Interface dataset entries
-=-=-

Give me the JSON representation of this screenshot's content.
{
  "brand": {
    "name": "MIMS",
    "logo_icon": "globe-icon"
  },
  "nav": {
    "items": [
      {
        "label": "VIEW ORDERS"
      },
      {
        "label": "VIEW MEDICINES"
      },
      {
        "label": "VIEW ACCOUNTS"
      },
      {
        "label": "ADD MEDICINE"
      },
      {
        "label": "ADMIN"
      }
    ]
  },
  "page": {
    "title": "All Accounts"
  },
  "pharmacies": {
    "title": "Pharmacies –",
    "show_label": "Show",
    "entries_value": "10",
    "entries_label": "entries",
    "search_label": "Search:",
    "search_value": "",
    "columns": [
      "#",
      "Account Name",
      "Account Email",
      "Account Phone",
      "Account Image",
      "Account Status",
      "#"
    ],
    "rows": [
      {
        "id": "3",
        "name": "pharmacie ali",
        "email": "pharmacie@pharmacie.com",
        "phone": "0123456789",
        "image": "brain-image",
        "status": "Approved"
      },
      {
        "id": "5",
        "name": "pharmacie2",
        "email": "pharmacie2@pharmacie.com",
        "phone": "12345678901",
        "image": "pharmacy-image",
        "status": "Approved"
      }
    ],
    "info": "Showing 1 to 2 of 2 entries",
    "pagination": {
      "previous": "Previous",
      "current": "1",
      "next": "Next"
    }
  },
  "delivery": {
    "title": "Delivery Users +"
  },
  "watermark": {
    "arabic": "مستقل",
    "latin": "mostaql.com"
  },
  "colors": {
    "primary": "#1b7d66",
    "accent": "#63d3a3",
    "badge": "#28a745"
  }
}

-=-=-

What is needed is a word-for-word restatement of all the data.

Give me the JSON representation of this screenshot's content.
{
  "brand": {
    "name": "MIMS",
    "logo_icon": "globe-icon"
  },
  "nav": {
    "items": [
      {
        "label": "VIEW ORDERS"
      },
      {
        "label": "VIEW MEDICINES"
      },
      {
        "label": "VIEW ACCOUNTS"
      },
      {
        "label": "ADD MEDICINE"
      },
      {
        "label": "ADMIN"
      }
    ]
  },
  "page": {
    "title": "All Accounts"
  },
  "pharmacies": {
    "title": "Pharmacies –",
    "show_label": "Show",
    "entries_value": "10",
    "entries_label": "entries",
    "search_label": "Search:",
    "search_value": "",
    "columns": [
      "#",
      "Account Name",
      "Account Email",
      "Account Phone",
      "Account Image",
      "Account Status",
      "#"
    ],
    "rows": [
      {
        "id": "3",
        "name": "pharmacie ali",
        "email": "pharmacie@pharmacie.com",
        "phone": "0123456789",
        "image": "brain-image",
        "status": "Approved"
      },
      {
        "id": "5",
        "name": "pharmacie2",
        "email": "pharmacie2@pharmacie.com",
        "phone": "12345678901",
        "image": "pharmacy-image",
        "status": "Approved"
      }
    ],
    "info": "Showing 1 to 2 of 2 entries",
    "pagination": {
      "previous": "Previous",
      "current": "1",
      "next": "Next"
    }
  },
  "delivery": {
    "title": "Delivery Users +"
  },
  "watermark": {
    "arabic": "مستقل",
    "latin": "mostaql.com"
  },
  "colors": {
    "primary": "#1b7d66",
    "accent": "#63d3a3",
    "badge": "#28a745"
  }
}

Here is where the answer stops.